Claims pertaining civil rights are a critical section of the legal system, with the aim of giving a balance between the individual rights to be free from the misconducts of police, and the duty of law enforcement to maintain the law. With controversies, the legal system tends to give the police a lot of undeserved power. Indeed it is right for any individual, more so those involved in police deeds, to feel they are mistreated. The expensive nature of defending one’s self is completely evident with the quantity of evidence needed, included statements of witnesses, declarations of police, records, and a variety of other documentations, to justify the claim of misconduct. All these facts taken into consideration, the court system tends ti have a hand in violation of civil rights.
Smith, B. W., & Holmes, M. D. (2003). Community accountability, minority threat, and police brutality: An examination of civil rights criminal complaints.Criminology, 41(4), 1035-1064.
Smith, B. W., & Holmes, M. D. (2014). Police use of excessive force in minority communities: A test of the minority threat, place, and community accountability hypotheses. Social Problems, 61(1), 83-104.
Collins, A. (1998). Shielded from justice: Police brutality and accountability in the United States. Human Rights Watch.
Chaney, C., & Robertson, R. V. (2013). Racism and police brutality in America. Journal of African American Studies, 17(4), 480-505.
Miller, M. (2015). Police Brutality. Yale Law & Policy Review, 17(1), 4.
Lawrence, R. G. (2000). The politics of force: Media and the construction of police brutality. Univ of California Press.
Skolnick, J. H., & Fyfe, J. J. (1993). Above the law: Police and the excessive use of force (pp. 43-48). New York: Free Press.
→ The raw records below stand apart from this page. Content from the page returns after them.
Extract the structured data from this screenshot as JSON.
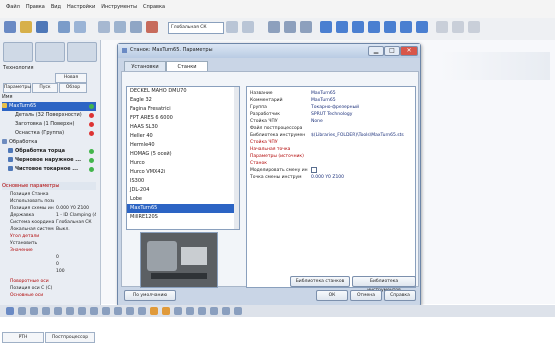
{
  "menu": [
    "Файл",
    "Правка",
    "Вид",
    "Настройки",
    "Инструменты",
    "Справка"
  ],
  "toolbar": {
    "combo_value": "Глобальная СК"
  },
  "left_panel": {
    "section_title": "Технология",
    "buttons": [
      "Новая",
      "Параметры",
      "Пуск",
      "Обзор"
    ],
    "tree": [
      {
        "label": "Имя",
        "type": "header"
      },
      {
        "label": "MaxTurn65",
        "selected": true
      },
      {
        "label": "Деталь (32 Поверхности)"
      },
      {
        "label": "Заготовка (1 Поверхн)"
      },
      {
        "label": "Оснастка (Группа)"
      },
      {
        "label": "Обработка"
      },
      {
        "label": "Обработка торца"
      },
      {
        "label": "Черновое наружное ..."
      },
      {
        "label": "Чистовое токарное ..."
      }
    ],
    "params_header": "Основные параметры",
    "params": [
      {
        "k": "Позиция Станка",
        "v": ""
      },
      {
        "k": "Использовать позицию",
        "v": ""
      },
      {
        "k": "Позиция схемы инструм.",
        "v": "0.000 Y0 Z100"
      },
      {
        "k": "Державка",
        "v": "1 - ID Clamping (4)"
      },
      {
        "k": "Система координат заг.",
        "v": "Глобальная СК"
      },
      {
        "k": "Локальная система коорд.",
        "v": "Выкл."
      },
      {
        "k": "Угол детали",
        "v": ""
      },
      {
        "k": "Установить",
        "v": ""
      },
      {
        "k": "Значение",
        "v": ""
      },
      {
        "k": "",
        "v": "0"
      },
      {
        "k": "",
        "v": "0"
      },
      {
        "k": "",
        "v": "100"
      },
      {
        "k": "Поворотные оси",
        "v": ""
      },
      {
        "k": "Позиция оси C (C)",
        "v": ""
      },
      {
        "k": "Основные оси",
        "v": ""
      }
    ],
    "bottom_tabs": [
      "PTH",
      "Постпроцессор"
    ]
  },
  "dialog": {
    "title": "Станок: MaxTurn65. Параметры",
    "tabs": [
      "Установки",
      "Станки"
    ],
    "machines": [
      "DECKEL MAHO DMU70",
      "Eagle 32",
      "Fagina Fresatrici",
      "FPT ARES 6 6000",
      "HAAS SL30",
      "Heller 40",
      "Hermle40",
      "HOMAG (5 осей)",
      "Hurco",
      "Hurco VMX42i",
      "IS300",
      "JDL-204",
      "Lobe",
      "MaxTurn65",
      "MillRE120S"
    ],
    "props": [
      {
        "k": "Название",
        "v": "MaxTurn65",
        "hdr": false
      },
      {
        "k": "Комментарий",
        "v": "MaxTurn65",
        "hdr": false
      },
      {
        "k": "Группа",
        "v": "Токарно-фрезерный",
        "hdr": false
      },
      {
        "k": "Разработчик",
        "v": "SPRUT Technology",
        "hdr": false
      },
      {
        "k": "Стойка ЧПУ",
        "v": "None",
        "hdr": false
      },
      {
        "k": "Файл постпроцессора",
        "v": "",
        "hdr": false
      },
      {
        "k": "Библиотека инструмен",
        "v": "$(Libraries_FOLDER)\\Tools\\MaxTurn65.sts",
        "hdr": false
      },
      {
        "k": "Стойка ЧПУ",
        "v": "",
        "hdr": true
      },
      {
        "k": "Начальная точка",
        "v": "",
        "hdr": true
      },
      {
        "k": "Параметры (источник)",
        "v": "",
        "hdr": true
      },
      {
        "k": "Станок",
        "v": "",
        "hdr": true
      },
      {
        "k": "Моделировать смену ин",
        "v": "",
        "hdr": false
      },
      {
        "k": "Точка смены инструм",
        "v": "0.000 Y0 Z100",
        "hdr": false
      }
    ],
    "buttons": {
      "default": "По умолчанию",
      "tool_lib": "Библиотека станков",
      "tool_lib2": "Библиотека инструментов",
      "ok": "ОК",
      "cancel": "Отмена",
      "help": "Справка"
    }
  }
}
HuttoSr, J. W., & Green, R. D. (2016). Social Movements Against Racist Police Brutality and Department of Justice Intervention in Prince George’s County, Maryland. Journal of Urban Health, 93(1), 89-121.